■ **WORK TO COMPLETE**
Drop every picture, then repeat the records exactly.

■ **INFORMATION GIVEN**

= Beginning of Section =

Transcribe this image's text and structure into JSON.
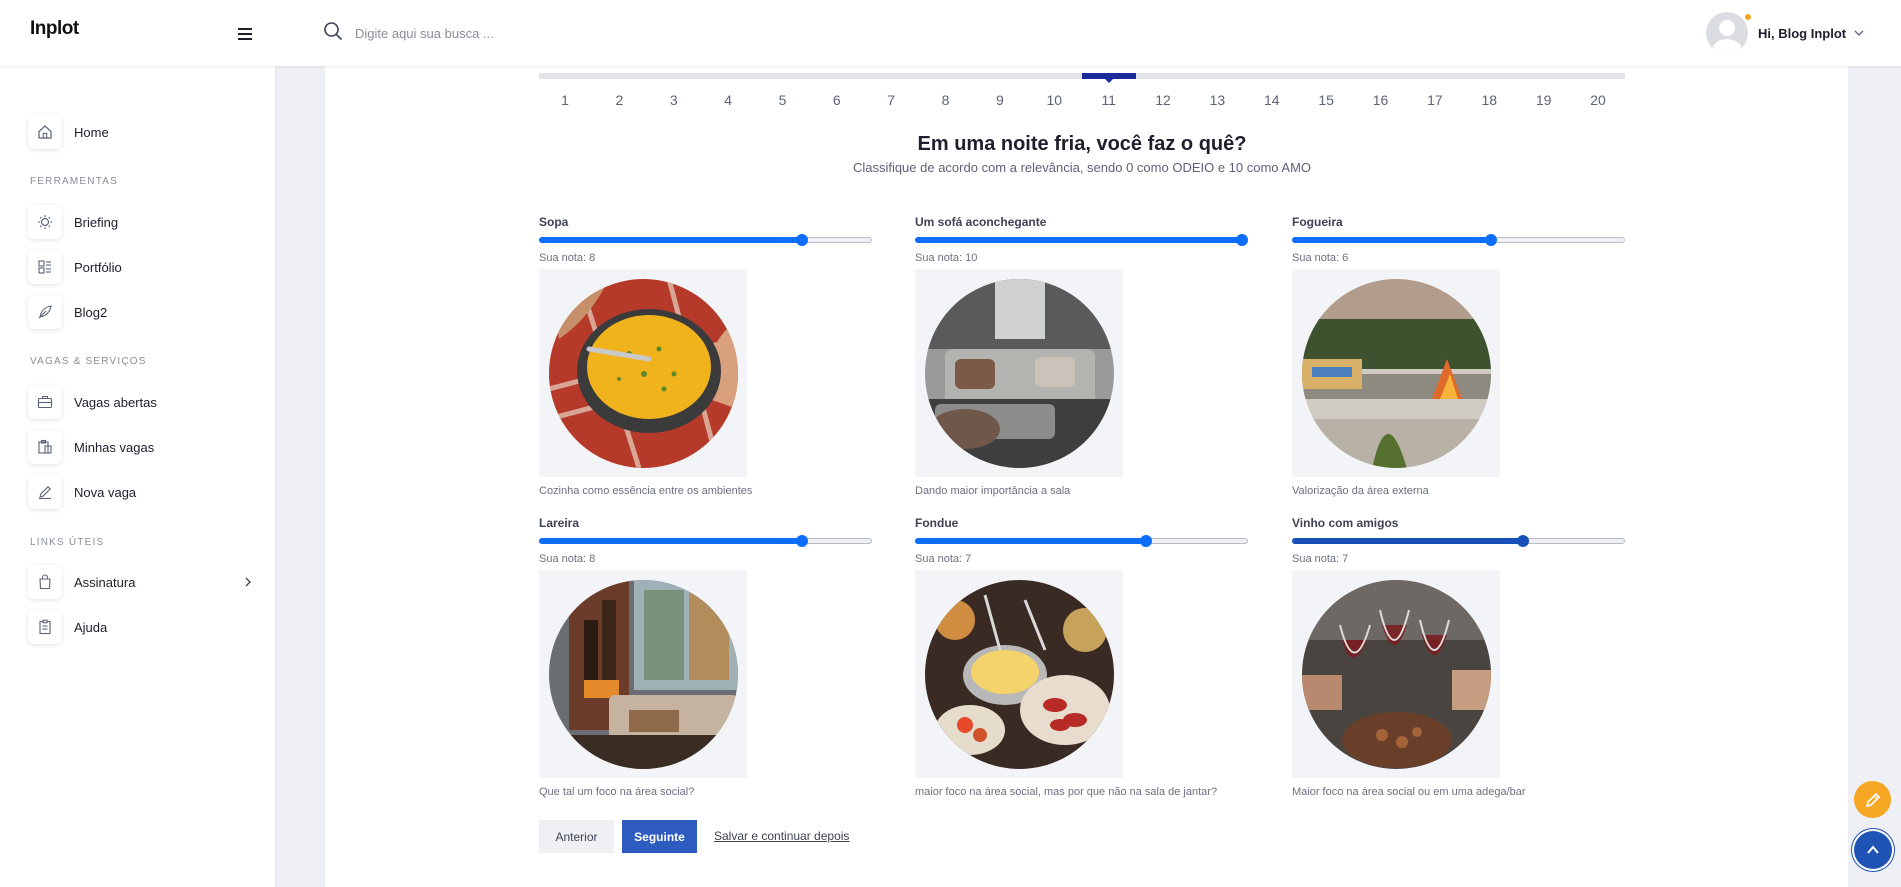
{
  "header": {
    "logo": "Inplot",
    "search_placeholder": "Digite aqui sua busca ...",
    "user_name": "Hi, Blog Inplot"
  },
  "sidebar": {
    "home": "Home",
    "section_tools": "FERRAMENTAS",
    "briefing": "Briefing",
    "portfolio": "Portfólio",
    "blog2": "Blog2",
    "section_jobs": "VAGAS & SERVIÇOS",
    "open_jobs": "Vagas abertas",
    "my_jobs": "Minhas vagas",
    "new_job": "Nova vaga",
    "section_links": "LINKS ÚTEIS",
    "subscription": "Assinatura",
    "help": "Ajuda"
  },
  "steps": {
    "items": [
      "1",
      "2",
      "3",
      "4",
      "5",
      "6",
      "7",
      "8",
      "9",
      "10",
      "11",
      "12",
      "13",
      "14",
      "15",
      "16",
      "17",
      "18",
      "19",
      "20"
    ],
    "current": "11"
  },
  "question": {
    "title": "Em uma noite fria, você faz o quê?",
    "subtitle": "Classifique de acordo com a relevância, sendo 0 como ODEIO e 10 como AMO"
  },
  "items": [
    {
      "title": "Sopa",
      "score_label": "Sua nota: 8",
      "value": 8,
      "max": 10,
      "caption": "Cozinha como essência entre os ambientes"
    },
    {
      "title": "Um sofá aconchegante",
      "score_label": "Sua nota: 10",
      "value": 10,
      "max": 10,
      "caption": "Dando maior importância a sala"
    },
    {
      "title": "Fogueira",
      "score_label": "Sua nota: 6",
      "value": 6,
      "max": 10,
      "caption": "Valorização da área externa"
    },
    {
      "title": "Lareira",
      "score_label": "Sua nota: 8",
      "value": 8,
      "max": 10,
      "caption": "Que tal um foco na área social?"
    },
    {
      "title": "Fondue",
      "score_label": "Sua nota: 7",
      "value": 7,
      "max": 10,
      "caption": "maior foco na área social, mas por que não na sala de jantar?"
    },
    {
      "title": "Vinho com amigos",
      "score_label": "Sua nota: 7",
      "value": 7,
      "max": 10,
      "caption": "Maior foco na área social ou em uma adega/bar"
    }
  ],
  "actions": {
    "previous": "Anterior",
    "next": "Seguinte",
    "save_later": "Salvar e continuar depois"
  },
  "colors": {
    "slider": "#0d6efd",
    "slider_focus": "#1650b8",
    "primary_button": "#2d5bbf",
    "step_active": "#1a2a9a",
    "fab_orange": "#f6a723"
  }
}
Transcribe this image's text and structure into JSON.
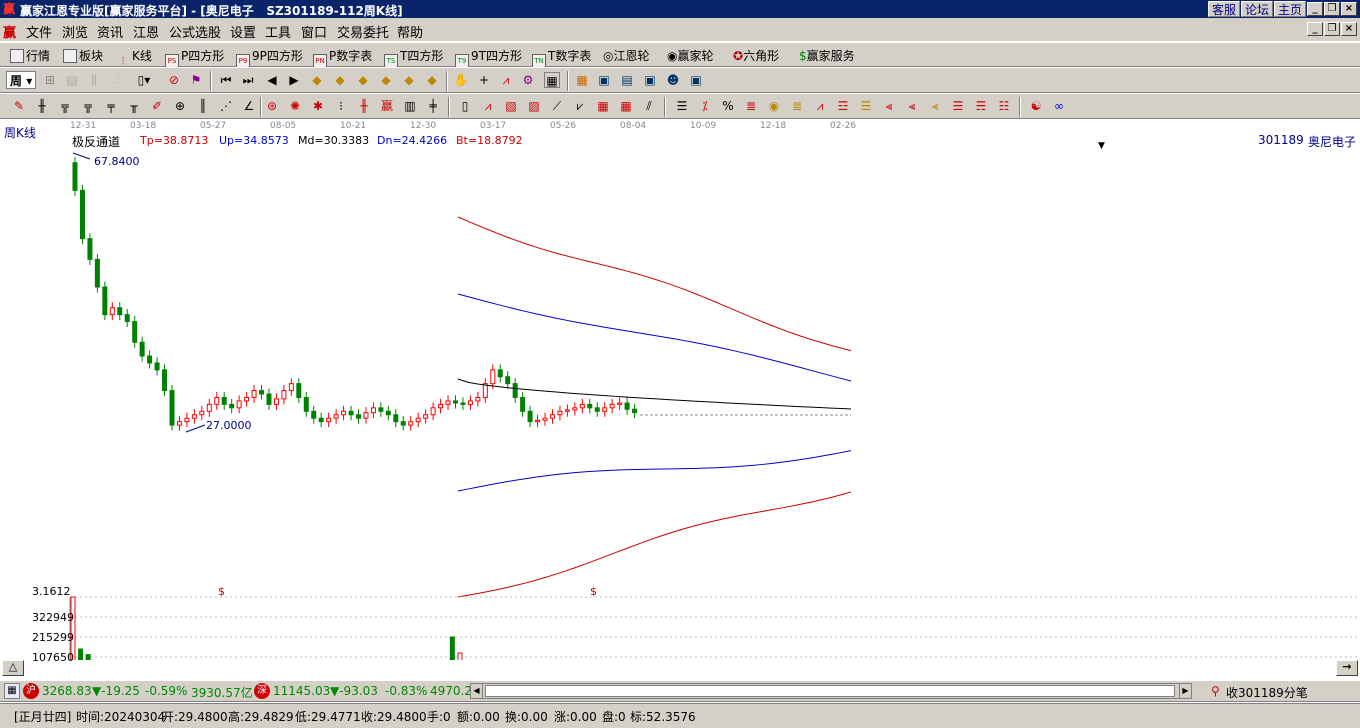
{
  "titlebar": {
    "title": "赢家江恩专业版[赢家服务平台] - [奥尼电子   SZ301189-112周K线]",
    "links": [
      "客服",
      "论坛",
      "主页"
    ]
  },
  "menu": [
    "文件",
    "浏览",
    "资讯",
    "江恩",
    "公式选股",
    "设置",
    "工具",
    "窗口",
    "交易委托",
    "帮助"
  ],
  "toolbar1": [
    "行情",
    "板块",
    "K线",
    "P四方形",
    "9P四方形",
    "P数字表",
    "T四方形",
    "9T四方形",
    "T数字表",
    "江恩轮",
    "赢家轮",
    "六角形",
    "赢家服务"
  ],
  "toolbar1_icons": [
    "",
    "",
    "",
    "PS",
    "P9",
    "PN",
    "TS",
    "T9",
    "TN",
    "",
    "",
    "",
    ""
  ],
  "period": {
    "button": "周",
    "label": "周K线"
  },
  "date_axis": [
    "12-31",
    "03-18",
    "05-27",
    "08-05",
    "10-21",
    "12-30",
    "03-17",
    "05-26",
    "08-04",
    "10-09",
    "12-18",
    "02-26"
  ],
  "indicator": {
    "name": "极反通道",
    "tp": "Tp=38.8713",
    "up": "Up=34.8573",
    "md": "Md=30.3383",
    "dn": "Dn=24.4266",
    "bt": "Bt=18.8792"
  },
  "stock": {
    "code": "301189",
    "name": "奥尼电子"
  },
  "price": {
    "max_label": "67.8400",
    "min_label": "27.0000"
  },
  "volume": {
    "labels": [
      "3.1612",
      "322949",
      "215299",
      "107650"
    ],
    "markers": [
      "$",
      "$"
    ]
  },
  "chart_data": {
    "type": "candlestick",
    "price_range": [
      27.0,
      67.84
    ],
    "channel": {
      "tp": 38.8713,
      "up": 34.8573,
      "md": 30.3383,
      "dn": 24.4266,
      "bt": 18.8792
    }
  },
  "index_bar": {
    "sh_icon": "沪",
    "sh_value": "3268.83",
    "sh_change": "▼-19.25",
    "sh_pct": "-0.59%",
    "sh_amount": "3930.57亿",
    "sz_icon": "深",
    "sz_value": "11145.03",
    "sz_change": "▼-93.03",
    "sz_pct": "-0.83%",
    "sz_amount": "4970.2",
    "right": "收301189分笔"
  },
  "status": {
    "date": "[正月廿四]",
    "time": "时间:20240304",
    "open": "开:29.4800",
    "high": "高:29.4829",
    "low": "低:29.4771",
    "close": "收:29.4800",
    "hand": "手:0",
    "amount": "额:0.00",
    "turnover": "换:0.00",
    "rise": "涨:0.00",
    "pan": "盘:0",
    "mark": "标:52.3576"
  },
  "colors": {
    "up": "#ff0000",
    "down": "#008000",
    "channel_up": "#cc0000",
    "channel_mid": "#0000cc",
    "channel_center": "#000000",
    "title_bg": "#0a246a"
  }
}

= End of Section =

■ **TASK RESPONSE**
Transcribe this image's text and structure into JSON.
{
  "header": {
    "logo": "Inplot",
    "search_placeholder": "Digite aqui sua busca ...",
    "user_name": "Hi, Blog Inplot"
  },
  "sidebar": {
    "home": "Home",
    "section_tools": "FERRAMENTAS",
    "briefing": "Briefing",
    "portfolio": "Portfólio",
    "blog2": "Blog2",
    "section_jobs": "VAGAS & SERVIÇOS",
    "open_jobs": "Vagas abertas",
    "my_jobs": "Minhas vagas",
    "new_job": "Nova vaga",
    "section_links": "LINKS ÚTEIS",
    "subscription": "Assinatura",
    "help": "Ajuda"
  },
  "steps": {
    "items": [
      "1",
      "2",
      "3",
      "4",
      "5",
      "6",
      "7",
      "8",
      "9",
      "10",
      "11",
      "12",
      "13",
      "14",
      "15",
      "16",
      "17",
      "18",
      "19",
      "20"
    ],
    "current": "11"
  },
  "question": {
    "title": "Em uma noite fria, você faz o quê?",
    "subtitle": "Classifique de acordo com a relevância, sendo 0 como ODEIO e 10 como AMO"
  },
  "items": [
    {
      "title": "Sopa",
      "score_label": "Sua nota: 8",
      "value": 8,
      "max": 10,
      "caption": "Cozinha como essência entre os ambientes"
    },
    {
      "title": "Um sofá aconchegante",
      "score_label": "Sua nota: 10",
      "value": 10,
      "max": 10,
      "caption": "Dando maior importância a sala"
    },
    {
      "title": "Fogueira",
      "score_label": "Sua nota: 6",
      "value": 6,
      "max": 10,
      "caption": "Valorização da área externa"
    },
    {
      "title": "Lareira",
      "score_label": "Sua nota: 8",
      "value": 8,
      "max": 10,
      "caption": "Que tal um foco na área social?"
    },
    {
      "title": "Fondue",
      "score_label": "Sua nota: 7",
      "value": 7,
      "max": 10,
      "caption": "maior foco na área social, mas por que não na sala de jantar?"
    },
    {
      "title": "Vinho com amigos",
      "score_label": "Sua nota: 7",
      "value": 7,
      "max": 10,
      "caption": "Maior foco na área social ou em uma adega/bar"
    }
  ],
  "actions": {
    "previous": "Anterior",
    "next": "Seguinte",
    "save_later": "Salvar e continuar depois"
  },
  "colors": {
    "slider": "#0d6efd",
    "slider_focus": "#1650b8",
    "primary_button": "#2d5bbf",
    "step_active": "#1a2a9a",
    "fab_orange": "#f6a723"
  }
}
Transcribe this image's text and structure into JSON.
{
  "titlebar": {
    "title": "赢家江恩专业版[赢家服务平台] - [奥尼电子   SZ301189-112周K线]",
    "links": [
      "客服",
      "论坛",
      "主页"
    ]
  },
  "menu": [
    "文件",
    "浏览",
    "资讯",
    "江恩",
    "公式选股",
    "设置",
    "工具",
    "窗口",
    "交易委托",
    "帮助"
  ],
  "toolbar1": [
    "行情",
    "板块",
    "K线",
    "P四方形",
    "9P四方形",
    "P数字表",
    "T四方形",
    "9T四方形",
    "T数字表",
    "江恩轮",
    "赢家轮",
    "六角形",
    "赢家服务"
  ],
  "toolbar1_icons": [
    "",
    "",
    "",
    "PS",
    "P9",
    "PN",
    "TS",
    "T9",
    "TN",
    "",
    "",
    "",
    ""
  ],
  "period": {
    "button": "周",
    "label": "周K线"
  },
  "date_axis": [
    "12-31",
    "03-18",
    "05-27",
    "08-05",
    "10-21",
    "12-30",
    "03-17",
    "05-26",
    "08-04",
    "10-09",
    "12-18",
    "02-26"
  ],
  "indicator": {
    "name": "极反通道",
    "tp": "Tp=38.8713",
    "up": "Up=34.8573",
    "md": "Md=30.3383",
    "dn": "Dn=24.4266",
    "bt": "Bt=18.8792"
  },
  "stock": {
    "code": "301189",
    "name": "奥尼电子"
  },
  "price": {
    "max_label": "67.8400",
    "min_label": "27.0000"
  },
  "volume": {
    "labels": [
      "3.1612",
      "322949",
      "215299",
      "107650"
    ],
    "markers": [
      "$",
      "$"
    ]
  },
  "chart_data": {
    "type": "candlestick",
    "price_range": [
      27.0,
      67.84
    ],
    "channel": {
      "tp": 38.8713,
      "up": 34.8573,
      "md": 30.3383,
      "dn": 24.4266,
      "bt": 18.8792
    }
  },
  "index_bar": {
    "sh_icon": "沪",
    "sh_value": "3268.83",
    "sh_change": "▼-19.25",
    "sh_pct": "-0.59%",
    "sh_amount": "3930.57亿",
    "sz_icon": "深",
    "sz_value": "11145.03",
    "sz_change": "▼-93.03",
    "sz_pct": "-0.83%",
    "sz_amount": "4970.2",
    "right": "收301189分笔"
  },
  "status": {
    "date": "[正月廿四]",
    "time": "时间:20240304",
    "open": "开:29.4800",
    "high": "高:29.4829",
    "low": "低:29.4771",
    "close": "收:29.4800",
    "hand": "手:0",
    "amount": "额:0.00",
    "turnover": "换:0.00",
    "rise": "涨:0.00",
    "pan": "盘:0",
    "mark": "标:52.3576"
  },
  "colors": {
    "up": "#ff0000",
    "down": "#008000",
    "channel_up": "#cc0000",
    "channel_mid": "#0000cc",
    "channel_center": "#000000",
    "title_bg": "#0a246a"
  }
}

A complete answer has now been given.